Low-income commuters could get discounted fares on more Bay Area transit systems as the stagnation cripples both workers who rely on public vehicles and agencies serving them.

Reports are in favor of riders who are struggling because of low-income. Four agencies conduct a subsidized fare pilot program in July. Metropolitan Transportation Commission on Bay Area’s, voted unanimously on Wednesday to use $5 million in federal coronavirus emergency funds to expand to up to 17 more agencies as soon as November. Each transit agency’s board is required to approve the program. The AC transit board has already approved the program.

The commission’s chair, Scott Haggerty, said, “MTC has a long history of serving low-income residents.” He added that the pilot program, called Clipper START, is really expanding that commitment to make transit more affordable to a wider group of people.
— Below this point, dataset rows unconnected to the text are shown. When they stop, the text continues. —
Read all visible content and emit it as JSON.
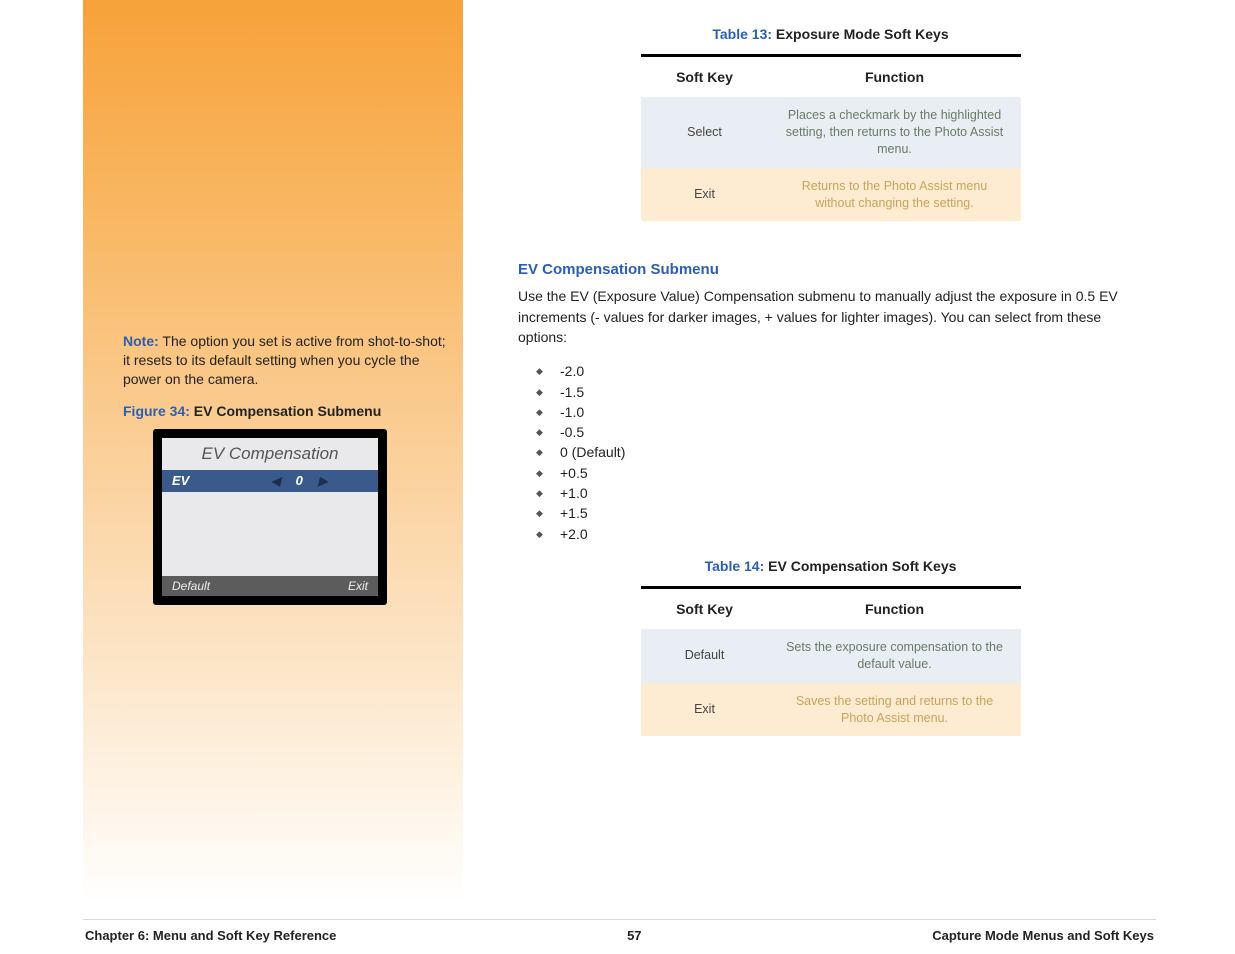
{
  "left": {
    "note_label": "Note:",
    "note_text": " The option you set is active from shot-to-shot; it resets to its default setting when you cycle the power on the camera.",
    "figure_label": "Figure 34:",
    "figure_title": " EV Compensation Submenu",
    "lcd": {
      "title": "EV Compensation",
      "row_label": "EV",
      "row_value": "0",
      "soft_left": "Default",
      "soft_right": "Exit"
    }
  },
  "table13": {
    "caption_label": "Table 13:",
    "caption_title": " Exposure Mode Soft Keys",
    "head_a": "Soft Key",
    "head_b": "Function",
    "rows": [
      {
        "a": "Select",
        "b": "Places a checkmark by the highlighted setting, then returns to the Photo Assist menu."
      },
      {
        "a": "Exit",
        "b": "Returns to the Photo Assist menu without changing the setting."
      }
    ]
  },
  "section": {
    "heading": "EV Compensation Submenu",
    "body": "Use the EV (Exposure Value) Compensation submenu to manually adjust the exposure in 0.5 EV increments (- values for darker images, + values for lighter images). You can select from these options:",
    "options": [
      "-2.0",
      "-1.5",
      "-1.0",
      "-0.5",
      "0 (Default)",
      "+0.5",
      "+1.0",
      "+1.5",
      "+2.0"
    ]
  },
  "table14": {
    "caption_label": "Table 14:",
    "caption_title": " EV Compensation Soft Keys",
    "head_a": "Soft Key",
    "head_b": "Function",
    "rows": [
      {
        "a": "Default",
        "b": "Sets the exposure compensation to the default value."
      },
      {
        "a": "Exit",
        "b": "Saves the setting and returns to the Photo Assist menu."
      }
    ]
  },
  "footer": {
    "left": "Chapter 6: Menu and Soft Key Reference",
    "center": "57",
    "right": "Capture Mode Menus and Soft Keys"
  }
}
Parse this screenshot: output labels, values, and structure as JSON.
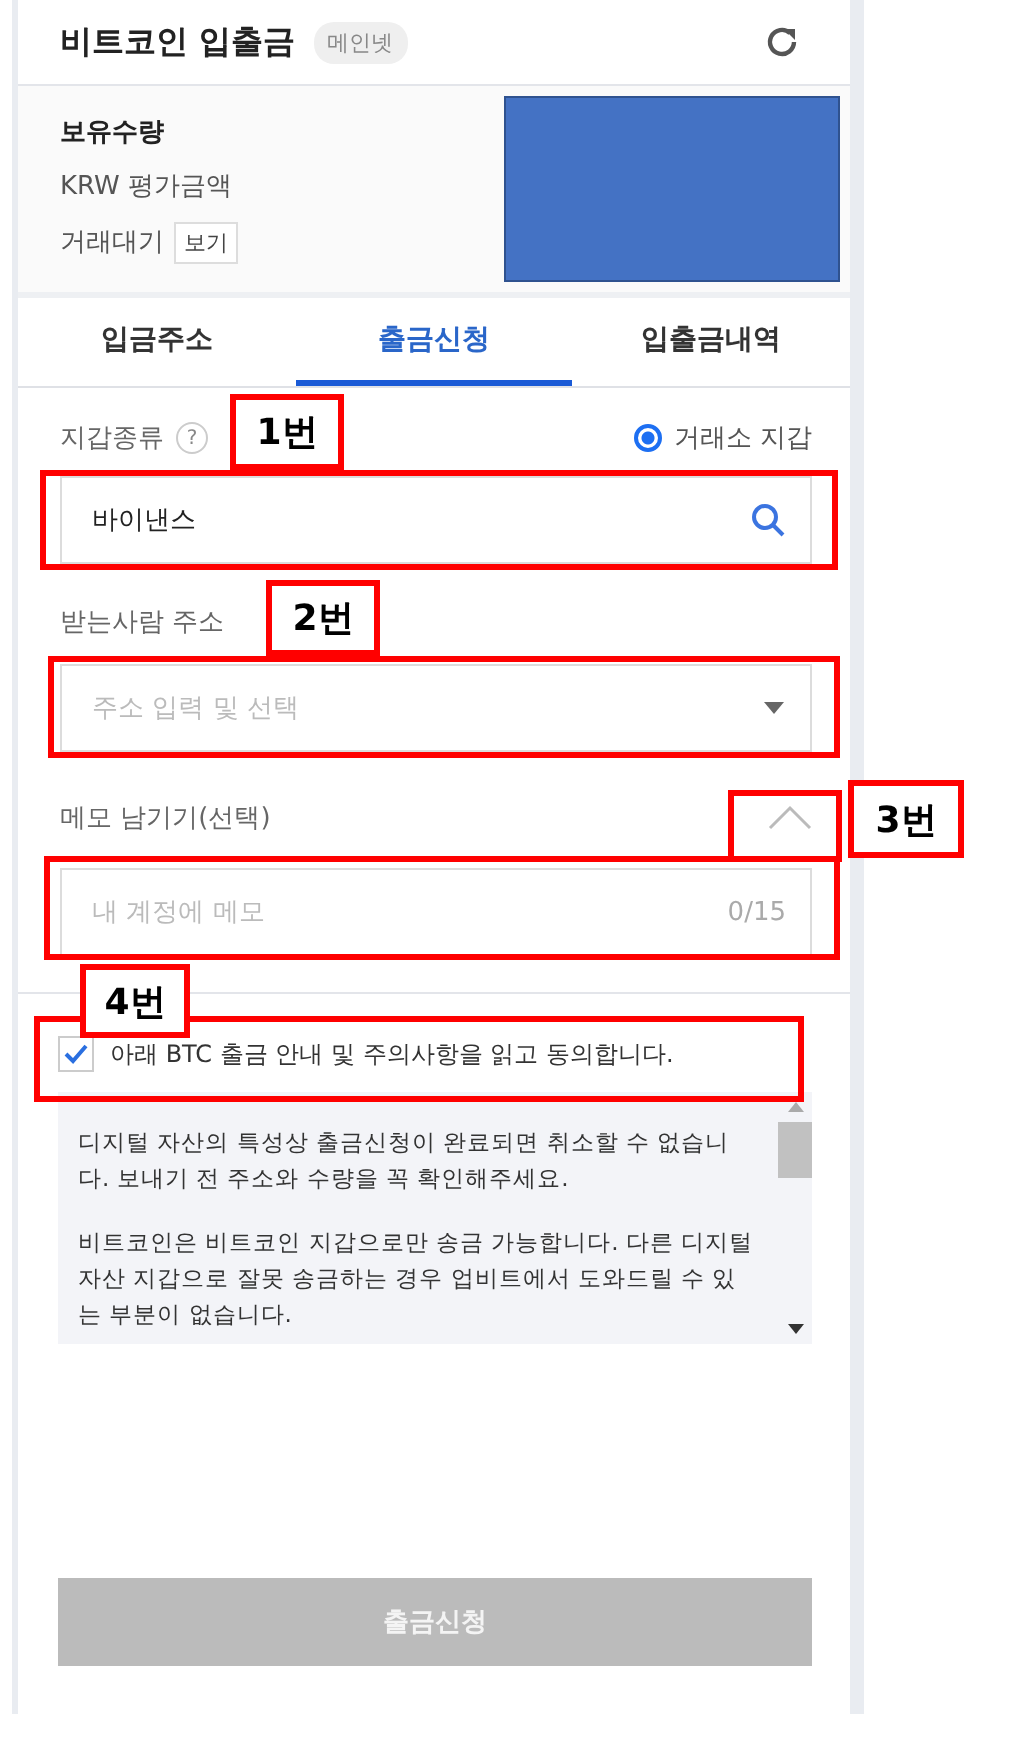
{
  "header": {
    "title": "비트코인 입출금",
    "badge": "메인넷"
  },
  "summary": {
    "rows": [
      {
        "kind": "strong",
        "label": "보유수량"
      },
      {
        "kind": "plain",
        "label": "KRW 평가금액"
      },
      {
        "kind": "button",
        "label": "거래대기",
        "button": "보기"
      }
    ]
  },
  "tabs": [
    {
      "label": "입금주소",
      "selected": false
    },
    {
      "label": "출금신청",
      "selected": true
    },
    {
      "label": "입출금내역",
      "selected": false
    }
  ],
  "wallet": {
    "label": "지갑종류",
    "help": "?",
    "radio": {
      "label": "거래소 지갑",
      "selected": true
    },
    "value": "바이낸스"
  },
  "recipient": {
    "label": "받는사람 주소",
    "placeholder": "주소 입력 및 선택"
  },
  "memo": {
    "label": "메모 남기기(선택)",
    "expanded": true,
    "placeholder": "내 계정에 메모",
    "counter": "0/15"
  },
  "agree": {
    "label": "아래 BTC 출금 안내 및 주의사항을 읽고 동의합니다.",
    "checked": true
  },
  "notice": [
    "디지털 자산의 특성상 출금신청이 완료되면 취소할 수 없습니다. 보내기 전 주소와 수량을 꼭 확인해주세요.",
    "비트코인은 비트코인 지갑으로만 송금 가능합니다. 다른 디지털 자산 지갑으로 잘못 송금하는 경우 업비트에서 도와드릴 수 있는 부분이 없습니다."
  ],
  "submit": {
    "label": "출금신청",
    "disabled": true
  },
  "annotations": [
    {
      "kind": "tagged",
      "label": "1번"
    },
    {
      "kind": "tagged",
      "label": "2번"
    },
    {
      "kind": "tagged",
      "label": "3번"
    },
    {
      "kind": "box"
    },
    {
      "kind": "tagged",
      "label": "4번"
    }
  ]
}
The program is to help people who travel the farthest for work and struggle for fares because of low-income. The situation has been discussed for years but was assumed during an unfortunate time, with transit agencies discussing under financial pressure because of economic recession due to the COVID-19 pandemic outbreak. Under the implementation of the program, passengers with 200 percent or less than the federal poverty line ($25,520 annually for a single taxpayer, or $52,400 for a family of four) are qualified for either 20 percent or 50 percent discount depends on the transit agency. Only 10 percent of the discount is subsidized by the commission, though, meaning agencies are still taking a hit.
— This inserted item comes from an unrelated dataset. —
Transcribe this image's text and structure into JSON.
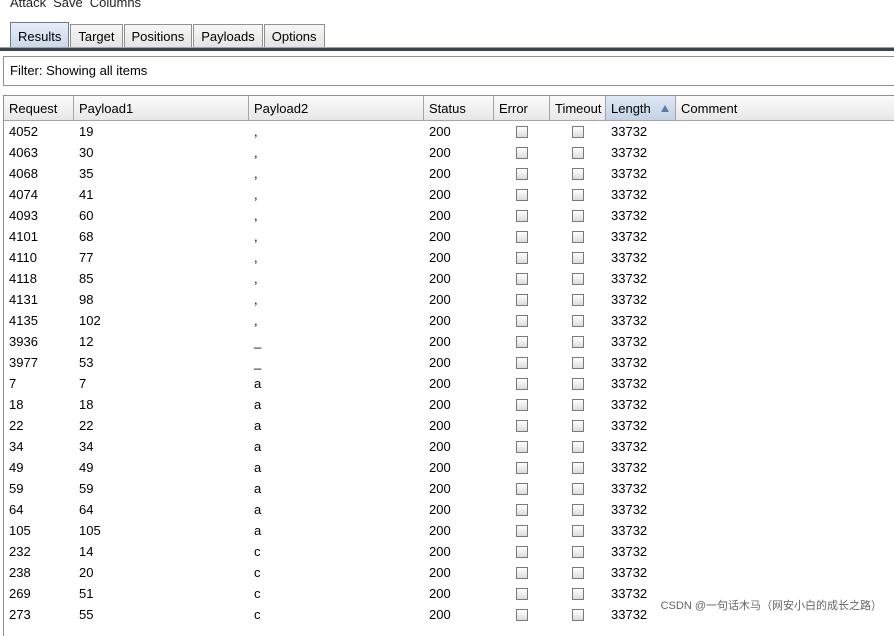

However, the program’s advocates pushing the program as riders who qualify need the relief now more than ever.